Richmond injured knee, Lotte refuses to pay

RHP Scott Richmond (North Vancouver, BC) signed a $700,000 deal to pitch for the Lotte Giants in Korea. Injuring his knee at the first workout, he's still waiting for his first pay check.

RHP Scott Richmond (North Vancouver, BC) signed a $700,000 deal to pitch for the Lotte Giants in Korea. Injuring his knee at the first workout, he's still waiting for his first pay check.

By Bob Elliott
Marcus Stroman tore the ACL in his left knee and down he went on a back field at Dunedin this spring.

Surgery was performed, he attended classes at Duke University and will be paid the $514,700 US his guaranteed contract calls for -- even though he has not thrown a pitch.

Scott Richmond went to the Lotte Giants of the Korean Baseball Organization, spring training on the island of Saipan in 2013.

Participating in a pitcher’s fielding practice drill on a wet field, he picked up a bunt and threw to first. He put his weight on his right knee, his left knee buckled and he walked away limping.

Surgery was required.

Just like Stoman.

Unlike Stroman, he has not received one penny on his $700,000 guaranteed contract he signed. And he has not received his $150,000 signing bonus either.

Richmond said that Lotte is claiming he arrived in camp out of shape and now the matter is before the Korean courts where it has been for some time. 

There was a court date last week. No decision was reached.

There will be another date in a month and a half.

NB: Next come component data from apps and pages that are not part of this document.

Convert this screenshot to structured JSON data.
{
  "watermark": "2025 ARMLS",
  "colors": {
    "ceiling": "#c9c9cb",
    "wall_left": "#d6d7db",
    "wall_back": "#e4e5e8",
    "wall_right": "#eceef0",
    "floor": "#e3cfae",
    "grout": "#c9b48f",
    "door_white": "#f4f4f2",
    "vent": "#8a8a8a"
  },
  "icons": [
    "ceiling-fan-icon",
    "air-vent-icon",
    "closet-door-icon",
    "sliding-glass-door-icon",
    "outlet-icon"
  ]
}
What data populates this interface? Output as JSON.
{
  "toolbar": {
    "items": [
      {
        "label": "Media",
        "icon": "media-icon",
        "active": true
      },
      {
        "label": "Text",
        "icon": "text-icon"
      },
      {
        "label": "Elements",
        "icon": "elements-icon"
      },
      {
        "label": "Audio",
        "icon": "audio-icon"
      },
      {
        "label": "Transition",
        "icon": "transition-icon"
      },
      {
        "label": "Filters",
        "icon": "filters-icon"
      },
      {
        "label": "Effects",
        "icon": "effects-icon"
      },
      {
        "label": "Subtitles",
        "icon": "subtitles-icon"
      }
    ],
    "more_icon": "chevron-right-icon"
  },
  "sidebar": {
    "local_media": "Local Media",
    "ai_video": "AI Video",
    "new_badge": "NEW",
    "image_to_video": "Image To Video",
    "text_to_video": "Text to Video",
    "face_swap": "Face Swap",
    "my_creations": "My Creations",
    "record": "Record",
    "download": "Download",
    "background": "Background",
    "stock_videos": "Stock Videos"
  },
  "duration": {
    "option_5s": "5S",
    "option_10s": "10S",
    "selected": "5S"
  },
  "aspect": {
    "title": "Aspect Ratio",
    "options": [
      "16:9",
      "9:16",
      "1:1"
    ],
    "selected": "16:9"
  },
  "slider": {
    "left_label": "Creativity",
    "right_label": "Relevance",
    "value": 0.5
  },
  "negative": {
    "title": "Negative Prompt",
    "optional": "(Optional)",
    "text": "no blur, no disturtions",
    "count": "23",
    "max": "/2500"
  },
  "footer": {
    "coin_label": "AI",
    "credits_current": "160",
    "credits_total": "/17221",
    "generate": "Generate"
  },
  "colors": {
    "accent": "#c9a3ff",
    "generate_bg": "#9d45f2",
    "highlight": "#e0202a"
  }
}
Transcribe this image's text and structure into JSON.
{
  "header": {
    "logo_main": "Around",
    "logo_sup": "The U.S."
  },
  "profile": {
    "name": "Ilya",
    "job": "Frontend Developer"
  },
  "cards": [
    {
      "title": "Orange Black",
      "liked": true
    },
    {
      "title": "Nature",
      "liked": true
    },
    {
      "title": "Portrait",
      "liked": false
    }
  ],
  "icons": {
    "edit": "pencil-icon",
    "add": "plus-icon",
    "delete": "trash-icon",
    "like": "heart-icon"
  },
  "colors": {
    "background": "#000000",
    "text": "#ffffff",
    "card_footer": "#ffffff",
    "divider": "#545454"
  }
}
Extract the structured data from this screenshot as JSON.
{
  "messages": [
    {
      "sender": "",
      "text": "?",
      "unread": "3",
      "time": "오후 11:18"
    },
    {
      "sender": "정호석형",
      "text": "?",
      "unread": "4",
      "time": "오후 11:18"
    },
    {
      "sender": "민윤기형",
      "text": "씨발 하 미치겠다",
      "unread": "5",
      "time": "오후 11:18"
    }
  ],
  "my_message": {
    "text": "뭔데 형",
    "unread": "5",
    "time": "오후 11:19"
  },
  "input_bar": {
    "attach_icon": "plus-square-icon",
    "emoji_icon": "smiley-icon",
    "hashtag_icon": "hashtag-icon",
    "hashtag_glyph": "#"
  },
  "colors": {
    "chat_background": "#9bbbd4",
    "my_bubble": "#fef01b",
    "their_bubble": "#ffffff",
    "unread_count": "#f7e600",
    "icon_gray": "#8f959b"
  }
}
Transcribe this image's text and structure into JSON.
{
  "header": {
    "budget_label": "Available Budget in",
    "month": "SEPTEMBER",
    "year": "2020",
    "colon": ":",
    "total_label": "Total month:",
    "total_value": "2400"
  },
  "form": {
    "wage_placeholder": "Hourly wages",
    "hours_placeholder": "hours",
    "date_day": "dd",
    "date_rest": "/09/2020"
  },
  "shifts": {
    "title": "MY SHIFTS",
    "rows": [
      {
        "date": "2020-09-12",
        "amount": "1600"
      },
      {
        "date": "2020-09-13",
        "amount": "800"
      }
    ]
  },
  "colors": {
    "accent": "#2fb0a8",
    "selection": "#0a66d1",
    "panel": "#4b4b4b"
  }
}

The battle continues ... not a hitter fouling off 3-2 pitches the kind of battles Richmond is familiar with, but rather a Canadian trying to win his money in a foreign land.

Since his injury occurred before opening day he was able to use medical insurance from Major League Baseball to cover the surgery in Arizona.

“It’s like a guaranteed contract isn’t worth anything, I thought that the Asian culture was super respectful,” said Richmond last week in Cary, N.C. where he and the rest of the Canadian team were preparing to defend their gold medal in the Pan American Games. The opener was played Saturday night in Ajax. 

Saunders was sitting on a bench and wearing shorts before a game last week when he reached down and pointed to the scar, saying “torn meniscus ... same as Michael Saunders.”

Saunders was the first Blue Jay to be felled this spring. The man expected to be the starting left fielder has appeared in nine games. The Jays will pay Saunders the $2.875 Million contract he signed.

And Richmond still wants to pitch in the KBO to earn his salary.

“People should know things happen over there, you have to be aware because you’re all by yourself,” said Richmond, the only import on the Lotte team when it gathered in Saipan. “It’s not all big pay cheques.”

Well, it is big pay cheques ... it is just that Lotte won’t cut the cheque. The most the North Vancouver right-hander has earned was the pro-rated amount of $402,300 in 2009 when he was with the Blue Jays

He had an MRI in Seoul, then another in Busan. Both showed a tear and he was told to fly to Arizona for surgery.

“I remember my father telling me not to leave because it could be one of those ‘out of sight, out of mind’ deals,” said Richmond.

Dr. Gary Waslewski, the orthopedic surgeon for the Phoenix Coyotes, the Arizona Cardinals, traveling team physician for USA Hockey as well as spring training and minor league orthopedic surgeon for the Chicago Cubs and San Francisco Giants, performed the surgery in Scottsdale.

Richmond’s biggest mistake was expecting management to live up to its end of the deal. He began his rehab and says he would have been ready to rejoin Lotte before the end of the six week training camp.  Ian Penny of the Players Association has been helping Richmond with his battle.

Throughout his rehab he kept the Giants updated with videos of his  progress. He forwarded reports from his doctors and trainers, through his translator.

“I was fully expecting to return and contribute, but the translator informed me the team was no longer interested in bringing me back, despite my clean bill of health,” said Richmond. “At no point was I given a release or hear from anyone in the front office (despite his repeated requests to speak with them directly).

“I was devastated by this decision and have never been given an explanation as to why this occurred.”

Richmond said he wanted to return to Korea and earn his money. When he didn’t hear back from Lotte, he signed a minor-league deal with Texas Rangers in May of 2013.

“I did everything that was asked by the Lotte Giants and have never been anything but respectful towards the team,” Richmond said. “Unfortunately, the Giants have acted and continue to act in a dishonest fashion failing to live up the commitment they made.

“It’s like the contract doesn’t mean a thing.”